|Developed by||Robert Saudek and the Ford Foundation|
|Directed by||Andrew McCullough (44 eps), Seymour Robbie (24), Charles S. Dubin (22), Bob Banner (16), Tad Danielewski (12), Elliot Silverstein (12), William A. Graham (10)|
|Presented by||Alistair Cooke|
|Country of origin||United States|
|No. of seasons||8 or 9|
|No. of episodes||152|
|Running time||90 min in first five seasons or 60–90 min in later seasons|
|Production companies||Ford Foundation|
Robert Saudek Associates
|Original network||CBS (4 seasons, 1952–1956)|
ABC (1 season, 1956–1957)
NBC (3 seasons, 1957–1961) or 4)
|Original release||November 9, 1952 –|
April 16, 1961
Omnibus was an American, commercially sponsored, educational variety television series.
Omnibus was created by the Ford Foundation, which sought to increase the education level of the American public. The show was conceived by James Webb Young who hired Robert Saudek as producer. Saudek believed that Omnibus could "raise the level of American taste" with educational entertainment.
The show was broadcast live, primarily on Sunday afternoons at 4:00pm EST, from November 9, 1952, until April 16, 1961. Omnibus originally aired on CBS, and later on Sunday evenings on ABC. The show was never commercially viable on its own, and sources of funding dwindled after the Ford Foundation ended its sponsorship in 1957. That year, the program moved to NBC, where it was irregularly scheduled until 1961. The show's first season had an audience of 4 million, which grew to 5.7 million at its peak in 1957. ABC aired a brief revival of the series in 1981.

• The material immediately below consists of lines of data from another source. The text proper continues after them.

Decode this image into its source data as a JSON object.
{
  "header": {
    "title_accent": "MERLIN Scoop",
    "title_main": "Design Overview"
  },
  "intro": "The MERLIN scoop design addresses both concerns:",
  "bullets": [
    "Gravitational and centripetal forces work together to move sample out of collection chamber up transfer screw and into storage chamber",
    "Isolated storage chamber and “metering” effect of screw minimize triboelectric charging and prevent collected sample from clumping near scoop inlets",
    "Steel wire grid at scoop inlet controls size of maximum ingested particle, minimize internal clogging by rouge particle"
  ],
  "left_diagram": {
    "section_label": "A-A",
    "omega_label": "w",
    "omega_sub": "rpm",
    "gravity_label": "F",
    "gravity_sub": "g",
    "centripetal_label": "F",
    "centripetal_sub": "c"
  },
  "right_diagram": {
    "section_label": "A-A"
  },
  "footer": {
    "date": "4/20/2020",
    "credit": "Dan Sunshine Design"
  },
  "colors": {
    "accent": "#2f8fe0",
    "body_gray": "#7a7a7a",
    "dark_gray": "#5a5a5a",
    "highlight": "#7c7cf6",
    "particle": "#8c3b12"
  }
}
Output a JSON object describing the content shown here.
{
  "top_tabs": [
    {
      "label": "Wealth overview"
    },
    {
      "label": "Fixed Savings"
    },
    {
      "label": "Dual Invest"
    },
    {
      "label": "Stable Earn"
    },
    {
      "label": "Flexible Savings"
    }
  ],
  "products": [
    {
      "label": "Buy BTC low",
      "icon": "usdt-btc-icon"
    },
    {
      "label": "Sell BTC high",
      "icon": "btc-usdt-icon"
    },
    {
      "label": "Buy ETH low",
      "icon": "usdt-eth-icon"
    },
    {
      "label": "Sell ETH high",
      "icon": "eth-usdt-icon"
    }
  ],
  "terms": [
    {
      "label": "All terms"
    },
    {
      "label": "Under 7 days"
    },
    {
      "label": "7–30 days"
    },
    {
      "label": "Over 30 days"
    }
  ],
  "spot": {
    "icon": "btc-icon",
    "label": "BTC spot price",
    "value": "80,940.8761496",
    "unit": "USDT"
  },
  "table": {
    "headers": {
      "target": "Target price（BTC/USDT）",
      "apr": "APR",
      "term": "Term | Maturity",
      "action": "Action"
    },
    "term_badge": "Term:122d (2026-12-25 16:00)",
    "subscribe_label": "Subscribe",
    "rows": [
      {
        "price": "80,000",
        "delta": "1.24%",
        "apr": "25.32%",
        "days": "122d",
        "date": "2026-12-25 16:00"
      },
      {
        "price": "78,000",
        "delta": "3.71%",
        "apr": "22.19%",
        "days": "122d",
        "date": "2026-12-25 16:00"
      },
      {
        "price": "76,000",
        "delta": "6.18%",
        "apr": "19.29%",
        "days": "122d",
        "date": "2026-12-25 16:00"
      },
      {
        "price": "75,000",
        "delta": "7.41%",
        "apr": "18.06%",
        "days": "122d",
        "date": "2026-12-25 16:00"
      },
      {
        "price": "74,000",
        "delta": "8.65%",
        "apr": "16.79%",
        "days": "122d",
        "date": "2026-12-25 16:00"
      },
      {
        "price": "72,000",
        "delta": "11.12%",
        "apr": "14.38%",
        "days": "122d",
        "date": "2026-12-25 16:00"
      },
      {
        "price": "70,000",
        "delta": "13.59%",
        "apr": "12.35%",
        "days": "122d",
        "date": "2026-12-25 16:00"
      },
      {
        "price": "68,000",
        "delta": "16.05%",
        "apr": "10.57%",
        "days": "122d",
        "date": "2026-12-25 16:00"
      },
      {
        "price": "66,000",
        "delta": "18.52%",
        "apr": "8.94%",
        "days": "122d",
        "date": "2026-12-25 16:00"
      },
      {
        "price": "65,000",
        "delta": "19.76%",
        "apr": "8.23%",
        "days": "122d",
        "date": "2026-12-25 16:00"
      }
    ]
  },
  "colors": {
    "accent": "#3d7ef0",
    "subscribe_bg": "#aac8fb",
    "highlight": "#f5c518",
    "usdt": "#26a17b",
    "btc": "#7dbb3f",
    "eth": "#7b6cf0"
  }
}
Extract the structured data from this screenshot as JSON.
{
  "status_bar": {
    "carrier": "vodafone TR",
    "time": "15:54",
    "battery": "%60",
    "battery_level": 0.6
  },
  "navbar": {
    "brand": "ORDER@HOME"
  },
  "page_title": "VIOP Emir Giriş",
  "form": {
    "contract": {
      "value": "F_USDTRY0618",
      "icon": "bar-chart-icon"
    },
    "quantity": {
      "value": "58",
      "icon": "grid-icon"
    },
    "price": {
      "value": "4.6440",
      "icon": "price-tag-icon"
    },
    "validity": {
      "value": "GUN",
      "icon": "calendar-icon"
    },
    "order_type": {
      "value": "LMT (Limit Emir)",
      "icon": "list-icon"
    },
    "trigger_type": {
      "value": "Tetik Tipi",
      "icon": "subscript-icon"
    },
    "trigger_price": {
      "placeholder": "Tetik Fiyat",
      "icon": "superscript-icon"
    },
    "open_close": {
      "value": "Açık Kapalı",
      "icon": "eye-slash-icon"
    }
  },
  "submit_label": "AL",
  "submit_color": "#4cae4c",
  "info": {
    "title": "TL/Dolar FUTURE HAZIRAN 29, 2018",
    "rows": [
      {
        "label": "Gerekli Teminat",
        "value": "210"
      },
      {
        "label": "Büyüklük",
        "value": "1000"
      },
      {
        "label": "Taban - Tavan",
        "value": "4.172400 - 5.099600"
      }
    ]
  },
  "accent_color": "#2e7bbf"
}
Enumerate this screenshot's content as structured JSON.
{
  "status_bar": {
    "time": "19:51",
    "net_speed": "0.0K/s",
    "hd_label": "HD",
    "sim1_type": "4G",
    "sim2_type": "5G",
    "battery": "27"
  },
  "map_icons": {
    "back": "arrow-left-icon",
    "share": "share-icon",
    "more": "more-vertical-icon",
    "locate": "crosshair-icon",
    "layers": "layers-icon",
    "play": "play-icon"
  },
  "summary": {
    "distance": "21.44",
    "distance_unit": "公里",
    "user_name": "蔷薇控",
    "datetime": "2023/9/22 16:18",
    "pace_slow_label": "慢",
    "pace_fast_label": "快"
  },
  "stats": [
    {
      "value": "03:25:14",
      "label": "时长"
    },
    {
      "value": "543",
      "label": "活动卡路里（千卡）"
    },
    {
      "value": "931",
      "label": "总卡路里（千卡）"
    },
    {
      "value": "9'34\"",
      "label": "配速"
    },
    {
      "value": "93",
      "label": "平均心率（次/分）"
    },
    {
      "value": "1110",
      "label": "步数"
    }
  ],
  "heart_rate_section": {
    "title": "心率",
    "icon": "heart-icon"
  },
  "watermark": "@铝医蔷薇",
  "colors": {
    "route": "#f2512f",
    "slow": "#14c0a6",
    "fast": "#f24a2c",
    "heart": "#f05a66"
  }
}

The series won more than 65 awards, including eight Emmy Awards (it was nominated for thirteen) and two Peabody Awards. The series is held at the Library of Congress and Global ImageWorks, among other archives. The Bernstein Omnibus programs were released in a 4-DVD set for Region 1 and Region 2 in 2010.
The show, hosted by Alistair Cooke in his American television debut, featured diverse programming about science, the arts, and the humanities. The program featured original works by playwrights such as William Saroyan, interviews with public figures such as architect Frank Lloyd Wright, and performances by many of the most prominent entertainers of the day such as Jack Benny and Orson Welles. A heavily abridged version of Shakespeare's King Lear starring Orson Welles and directed by Peter Brook, was telecast on 18 October 1953 on CBS. Leonard Bernstein and Jonathan Winters made their first television appearances in the series. Bernstein gave his first televised music lectures on the program, and conducted one of the earliest telecasts of excerpts from Handel's Messiah on it. The best remembered episode featuring Bernstein was his first, transmitted on November 14, 1954: an analysis of Beethoven's Fifth Symphony in which the conductor demonstrated what the music might have been like if Beethoven had left some of his discarded music sketches in the symphony.
Hans Conried was featured in the 1958 episode "What Makes Opera Grand?", an analysis by Leonard Bernstein showing the powerful effect of music in opera. Conried played Marcello in a spoken dramatization of act 3 of Puccini's La bohème. The program demonstrated the effect of the music in La bohème by having actors speak portions of the libretto in English, followed by opera singers singing the same lines in the original Italian.
During its eight-season run, Omnibus aired on all three commercial networks – four seasons on CBS, one on ABC and the last three on NBC.